As neighbors know, people have lived unsheltered in the greenbelt along Myers Way for many years. As the crisis of homelessness has grown in Seattle, so have unmanaged tent encampments across the City, including Myers Way.
Clean-ups at unmanaged encampments are prioritized based on public health and safety conditions. The City also takes into consideration documented criminal behavior and obstructing use of public space, like blocking a sidewalk or sleeping in a picnic table shelter in a park, as part of this prioritization. Upon receiving reports, specially trained Navigation Team staff visit the site to assess the conditions. Encampments are then scheduled for removal based on the totality of conditions observed within the encampment.
The steep incline and soft soil conditions of the Myers Way greenbelt make it difficult to fully remove debris and waste during the fall and winter months. To address the conditions of the unmanaged encampments in the greenbelt, the City has taken the following actions:
- The Navigation Team, a cohort of police officers and homeless outreach workers, has visited a site near the SR-509 service road and WSDOT drainage system weekly since February 2018 to perform outreach. One person chose to move to the permitted encampment in Georgetown.
- WSDOT and the City of Seattle cleaned an accessible portion of this encampment to address conditions associated with increased flood risks in early March. The City works closely with WSDOT at a variety of sites, both to take advantage of WSDOT crews and to address WSDOT operational concerns.
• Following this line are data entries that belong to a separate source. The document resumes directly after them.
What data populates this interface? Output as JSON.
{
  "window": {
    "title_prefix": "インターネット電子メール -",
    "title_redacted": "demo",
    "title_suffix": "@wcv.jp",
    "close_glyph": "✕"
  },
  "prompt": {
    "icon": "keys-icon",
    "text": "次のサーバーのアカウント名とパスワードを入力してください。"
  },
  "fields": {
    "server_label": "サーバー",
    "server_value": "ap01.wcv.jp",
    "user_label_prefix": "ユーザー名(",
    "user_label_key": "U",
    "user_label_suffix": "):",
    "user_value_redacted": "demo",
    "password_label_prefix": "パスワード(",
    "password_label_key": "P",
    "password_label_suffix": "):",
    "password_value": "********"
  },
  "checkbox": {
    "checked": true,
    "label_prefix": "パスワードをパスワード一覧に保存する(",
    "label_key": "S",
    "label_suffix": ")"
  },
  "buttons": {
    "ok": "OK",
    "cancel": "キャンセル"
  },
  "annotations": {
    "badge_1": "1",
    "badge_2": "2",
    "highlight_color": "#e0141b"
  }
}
- Seattle Public Utilities has picked up garbage weekly at unmanaged encampments along Myers Way since May 2017.
- Councilmember Herbold joined the Navigation Team on an outreach visit in the greenbelt in March.
- The Navigation Team and WSDOT are monitoring the condition of the encampments and the ability of cleanup crews to work safely on the muddy slopes. Cleanup will proceed when conditions are reliably safe for this work.
City staff will continue to assess unmanaged encampment sites and prioritize clean up based on their health and safety conditions.